Your output must match the records below character for character.

BEGIN Dataset entries

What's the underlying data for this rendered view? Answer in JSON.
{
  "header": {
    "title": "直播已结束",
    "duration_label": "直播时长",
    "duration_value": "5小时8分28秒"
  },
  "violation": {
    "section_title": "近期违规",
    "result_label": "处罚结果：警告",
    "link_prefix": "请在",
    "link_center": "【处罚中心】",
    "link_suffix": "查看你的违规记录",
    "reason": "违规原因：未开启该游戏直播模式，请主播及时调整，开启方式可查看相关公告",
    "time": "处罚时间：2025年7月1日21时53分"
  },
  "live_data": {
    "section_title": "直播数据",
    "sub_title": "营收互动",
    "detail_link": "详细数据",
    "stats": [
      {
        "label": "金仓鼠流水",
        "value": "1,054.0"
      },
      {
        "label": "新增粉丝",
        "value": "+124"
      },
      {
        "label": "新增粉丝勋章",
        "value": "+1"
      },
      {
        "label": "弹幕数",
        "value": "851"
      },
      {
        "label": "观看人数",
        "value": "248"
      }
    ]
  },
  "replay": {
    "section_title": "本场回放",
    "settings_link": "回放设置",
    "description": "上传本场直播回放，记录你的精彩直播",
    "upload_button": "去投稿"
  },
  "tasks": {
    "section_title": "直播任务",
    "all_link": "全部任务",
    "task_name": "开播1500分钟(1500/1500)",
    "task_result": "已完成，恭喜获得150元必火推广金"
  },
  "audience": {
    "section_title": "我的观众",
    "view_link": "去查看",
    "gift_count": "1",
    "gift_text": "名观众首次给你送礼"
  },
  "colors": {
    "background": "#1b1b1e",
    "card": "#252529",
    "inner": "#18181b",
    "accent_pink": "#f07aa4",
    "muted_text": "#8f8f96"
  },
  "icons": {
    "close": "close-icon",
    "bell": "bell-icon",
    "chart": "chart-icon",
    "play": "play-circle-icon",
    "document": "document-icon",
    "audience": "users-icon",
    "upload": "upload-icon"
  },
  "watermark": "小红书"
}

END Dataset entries

→ **Exercise output**:
What's the underlying data for this rendered view? Answer in JSON.
{
  "header": {
    "title": "直播已结束",
    "duration_label": "直播时长",
    "duration_value": "5小时8分28秒"
  },
  "violation": {
    "section_title": "近期违规",
    "result_label": "处罚结果：警告",
    "link_prefix": "请在",
    "link_center": "【处罚中心】",
    "link_suffix": "查看你的违规记录",
    "reason": "违规原因：未开启该游戏直播模式，请主播及时调整，开启方式可查看相关公告",
    "time": "处罚时间：2025年7月1日21时53分"
  },
  "live_data": {
    "section_title": "直播数据",
    "sub_title": "营收互动",
    "detail_link": "详细数据",
    "stats": [
      {
        "label": "金仓鼠流水",
        "value": "1,054.0"
      },
      {
        "label": "新增粉丝",
        "value": "+124"
      },
      {
        "label": "新增粉丝勋章",
        "value": "+1"
      },
      {
        "label": "弹幕数",
        "value": "851"
      },
      {
        "label": "观看人数",
        "value": "248"
      }
    ]
  },
  "replay": {
    "section_title": "本场回放",
    "settings_link": "回放设置",
    "description": "上传本场直播回放，记录你的精彩直播",
    "upload_button": "去投稿"
  },
  "tasks": {
    "section_title": "直播任务",
    "all_link": "全部任务",
    "task_name": "开播1500分钟(1500/1500)",
    "task_result": "已完成，恭喜获得150元必火推广金"
  },
  "audience": {
    "section_title": "我的观众",
    "view_link": "去查看",
    "gift_count": "1",
    "gift_text": "名观众首次给你送礼"
  },
  "colors": {
    "background": "#1b1b1e",
    "card": "#252529",
    "inner": "#18181b",
    "accent_pink": "#f07aa4",
    "muted_text": "#8f8f96"
  },
  "icons": {
    "close": "close-icon",
    "bell": "bell-icon",
    "chart": "chart-icon",
    "play": "play-circle-icon",
    "document": "document-icon",
    "audience": "users-icon",
    "upload": "upload-icon"
  },
  "watermark": "小红书"
}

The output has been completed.